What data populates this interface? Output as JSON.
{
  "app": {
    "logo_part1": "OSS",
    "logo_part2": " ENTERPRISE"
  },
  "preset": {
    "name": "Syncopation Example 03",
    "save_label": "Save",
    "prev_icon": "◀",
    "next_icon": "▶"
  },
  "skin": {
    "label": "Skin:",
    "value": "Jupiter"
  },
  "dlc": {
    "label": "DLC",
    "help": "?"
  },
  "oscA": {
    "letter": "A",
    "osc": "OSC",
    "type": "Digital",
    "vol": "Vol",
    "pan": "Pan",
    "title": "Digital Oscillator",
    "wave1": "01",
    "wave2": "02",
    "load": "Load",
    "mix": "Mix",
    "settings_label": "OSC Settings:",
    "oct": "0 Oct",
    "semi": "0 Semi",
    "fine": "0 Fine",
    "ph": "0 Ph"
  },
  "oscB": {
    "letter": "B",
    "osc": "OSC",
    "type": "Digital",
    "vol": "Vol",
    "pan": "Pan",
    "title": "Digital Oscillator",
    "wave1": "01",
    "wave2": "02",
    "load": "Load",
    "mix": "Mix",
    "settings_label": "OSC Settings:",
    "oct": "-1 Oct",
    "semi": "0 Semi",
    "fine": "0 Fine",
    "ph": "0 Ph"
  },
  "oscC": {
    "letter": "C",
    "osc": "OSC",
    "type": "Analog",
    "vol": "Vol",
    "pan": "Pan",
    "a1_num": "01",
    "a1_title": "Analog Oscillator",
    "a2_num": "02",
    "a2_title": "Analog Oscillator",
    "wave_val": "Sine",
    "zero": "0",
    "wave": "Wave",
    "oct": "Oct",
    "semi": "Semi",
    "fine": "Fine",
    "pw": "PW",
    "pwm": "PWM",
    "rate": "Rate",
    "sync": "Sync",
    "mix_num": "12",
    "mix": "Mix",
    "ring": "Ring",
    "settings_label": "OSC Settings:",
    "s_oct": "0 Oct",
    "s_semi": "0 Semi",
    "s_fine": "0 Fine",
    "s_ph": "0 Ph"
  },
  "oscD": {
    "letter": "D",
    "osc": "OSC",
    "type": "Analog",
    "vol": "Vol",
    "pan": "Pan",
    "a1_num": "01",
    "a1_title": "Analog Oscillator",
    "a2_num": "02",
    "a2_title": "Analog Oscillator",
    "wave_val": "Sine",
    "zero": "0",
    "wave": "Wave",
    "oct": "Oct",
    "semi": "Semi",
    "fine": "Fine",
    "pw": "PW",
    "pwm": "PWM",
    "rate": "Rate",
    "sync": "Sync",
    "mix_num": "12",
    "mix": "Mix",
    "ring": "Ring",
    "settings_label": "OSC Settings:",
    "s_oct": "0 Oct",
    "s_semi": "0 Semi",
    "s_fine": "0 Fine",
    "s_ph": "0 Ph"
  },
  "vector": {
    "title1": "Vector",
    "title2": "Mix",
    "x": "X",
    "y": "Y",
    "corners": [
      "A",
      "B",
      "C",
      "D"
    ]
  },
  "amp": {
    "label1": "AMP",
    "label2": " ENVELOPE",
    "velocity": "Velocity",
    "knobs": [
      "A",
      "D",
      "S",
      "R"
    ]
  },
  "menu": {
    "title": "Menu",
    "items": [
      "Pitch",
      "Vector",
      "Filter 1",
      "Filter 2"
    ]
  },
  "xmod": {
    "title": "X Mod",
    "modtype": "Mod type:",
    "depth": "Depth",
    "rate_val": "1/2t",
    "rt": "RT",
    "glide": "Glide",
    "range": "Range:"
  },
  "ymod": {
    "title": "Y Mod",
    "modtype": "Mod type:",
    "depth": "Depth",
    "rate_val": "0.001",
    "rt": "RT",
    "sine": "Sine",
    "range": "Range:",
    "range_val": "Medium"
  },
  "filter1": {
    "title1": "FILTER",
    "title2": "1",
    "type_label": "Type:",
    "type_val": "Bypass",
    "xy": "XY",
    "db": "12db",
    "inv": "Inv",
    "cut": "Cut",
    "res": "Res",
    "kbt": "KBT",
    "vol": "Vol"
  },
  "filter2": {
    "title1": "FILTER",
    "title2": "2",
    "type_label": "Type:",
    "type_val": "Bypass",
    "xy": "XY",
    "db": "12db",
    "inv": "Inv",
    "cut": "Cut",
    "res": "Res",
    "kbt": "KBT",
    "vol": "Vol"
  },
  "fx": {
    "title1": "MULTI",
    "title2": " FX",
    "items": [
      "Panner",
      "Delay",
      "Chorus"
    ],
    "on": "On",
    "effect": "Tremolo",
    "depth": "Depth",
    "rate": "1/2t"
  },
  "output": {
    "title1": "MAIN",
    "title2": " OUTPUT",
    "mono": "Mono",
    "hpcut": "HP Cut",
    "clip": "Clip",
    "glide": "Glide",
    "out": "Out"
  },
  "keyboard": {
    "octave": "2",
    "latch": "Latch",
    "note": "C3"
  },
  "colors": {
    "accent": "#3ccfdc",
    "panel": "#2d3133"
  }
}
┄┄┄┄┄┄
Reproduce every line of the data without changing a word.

### [Exercise answer]
What data populates this interface? Output as JSON.
{
  "app": {
    "logo_part1": "OSS",
    "logo_part2": " ENTERPRISE"
  },
  "preset": {
    "name": "Syncopation Example 03",
    "save_label": "Save",
    "prev_icon": "◀",
    "next_icon": "▶"
  },
  "skin": {
    "label": "Skin:",
    "value": "Jupiter"
  },
  "dlc": {
    "label": "DLC",
    "help": "?"
  },
  "oscA": {
    "letter": "A",
    "osc": "OSC",
    "type": "Digital",
    "vol": "Vol",
    "pan": "Pan",
    "title": "Digital Oscillator",
    "wave1": "01",
    "wave2": "02",
    "load": "Load",
    "mix": "Mix",
    "settings_label": "OSC Settings:",
    "oct": "0 Oct",
    "semi": "0 Semi",
    "fine": "0 Fine",
    "ph": "0 Ph"
  },
  "oscB": {
    "letter": "B",
    "osc": "OSC",
    "type": "Digital",
    "vol": "Vol",
    "pan": "Pan",
    "title": "Digital Oscillator",
    "wave1": "01",
    "wave2": "02",
    "load": "Load",
    "mix": "Mix",
    "settings_label": "OSC Settings:",
    "oct": "-1 Oct",
    "semi": "0 Semi",
    "fine": "0 Fine",
    "ph": "0 Ph"
  },
  "oscC": {
    "letter": "C",
    "osc": "OSC",
    "type": "Analog",
    "vol": "Vol",
    "pan": "Pan",
    "a1_num": "01",
    "a1_title": "Analog Oscillator",
    "a2_num": "02",
    "a2_title": "Analog Oscillator",
    "wave_val": "Sine",
    "zero": "0",
    "wave": "Wave",
    "oct": "Oct",
    "semi": "Semi",
    "fine": "Fine",
    "pw": "PW",
    "pwm": "PWM",
    "rate": "Rate",
    "sync": "Sync",
    "mix_num": "12",
    "mix": "Mix",
    "ring": "Ring",
    "settings_label": "OSC Settings:",
    "s_oct": "0 Oct",
    "s_semi": "0 Semi",
    "s_fine": "0 Fine",
    "s_ph": "0 Ph"
  },
  "oscD": {
    "letter": "D",
    "osc": "OSC",
    "type": "Analog",
    "vol": "Vol",
    "pan": "Pan",
    "a1_num": "01",
    "a1_title": "Analog Oscillator",
    "a2_num": "02",
    "a2_title": "Analog Oscillator",
    "wave_val": "Sine",
    "zero": "0",
    "wave": "Wave",
    "oct": "Oct",
    "semi": "Semi",
    "fine": "Fine",
    "pw": "PW",
    "pwm": "PWM",
    "rate": "Rate",
    "sync": "Sync",
    "mix_num": "12",
    "mix": "Mix",
    "ring": "Ring",
    "settings_label": "OSC Settings:",
    "s_oct": "0 Oct",
    "s_semi": "0 Semi",
    "s_fine": "0 Fine",
    "s_ph": "0 Ph"
  },
  "vector": {
    "title1": "Vector",
    "title2": "Mix",
    "x": "X",
    "y": "Y",
    "corners": [
      "A",
      "B",
      "C",
      "D"
    ]
  },
  "amp": {
    "label1": "AMP",
    "label2": " ENVELOPE",
    "velocity": "Velocity",
    "knobs": [
      "A",
      "D",
      "S",
      "R"
    ]
  },
  "menu": {
    "title": "Menu",
    "items": [
      "Pitch",
      "Vector",
      "Filter 1",
      "Filter 2"
    ]
  },
  "xmod": {
    "title": "X Mod",
    "modtype": "Mod type:",
    "depth": "Depth",
    "rate_val": "1/2t",
    "rt": "RT",
    "glide": "Glide",
    "range": "Range:"
  },
  "ymod": {
    "title": "Y Mod",
    "modtype": "Mod type:",
    "depth": "Depth",
    "rate_val": "0.001",
    "rt": "RT",
    "sine": "Sine",
    "range": "Range:",
    "range_val": "Medium"
  },
  "filter1": {
    "title1": "FILTER",
    "title2": "1",
    "type_label": "Type:",
    "type_val": "Bypass",
    "xy": "XY",
    "db": "12db",
    "inv": "Inv",
    "cut": "Cut",
    "res": "Res",
    "kbt": "KBT",
    "vol": "Vol"
  },
  "filter2": {
    "title1": "FILTER",
    "title2": "2",
    "type_label": "Type:",
    "type_val": "Bypass",
    "xy": "XY",
    "db": "12db",
    "inv": "Inv",
    "cut": "Cut",
    "res": "Res",
    "kbt": "KBT",
    "vol": "Vol"
  },
  "fx": {
    "title1": "MULTI",
    "title2": " FX",
    "items": [
      "Panner",
      "Delay",
      "Chorus"
    ],
    "on": "On",
    "effect": "Tremolo",
    "depth": "Depth",
    "rate": "1/2t"
  },
  "output": {
    "title1": "MAIN",
    "title2": " OUTPUT",
    "mono": "Mono",
    "hpcut": "HP Cut",
    "clip": "Clip",
    "glide": "Glide",
    "out": "Out"
  },
  "keyboard": {
    "octave": "2",
    "latch": "Latch",
    "note": "C3"
  },
  "colors": {
    "accent": "#3ccfdc",
    "panel": "#2d3133"
  }
}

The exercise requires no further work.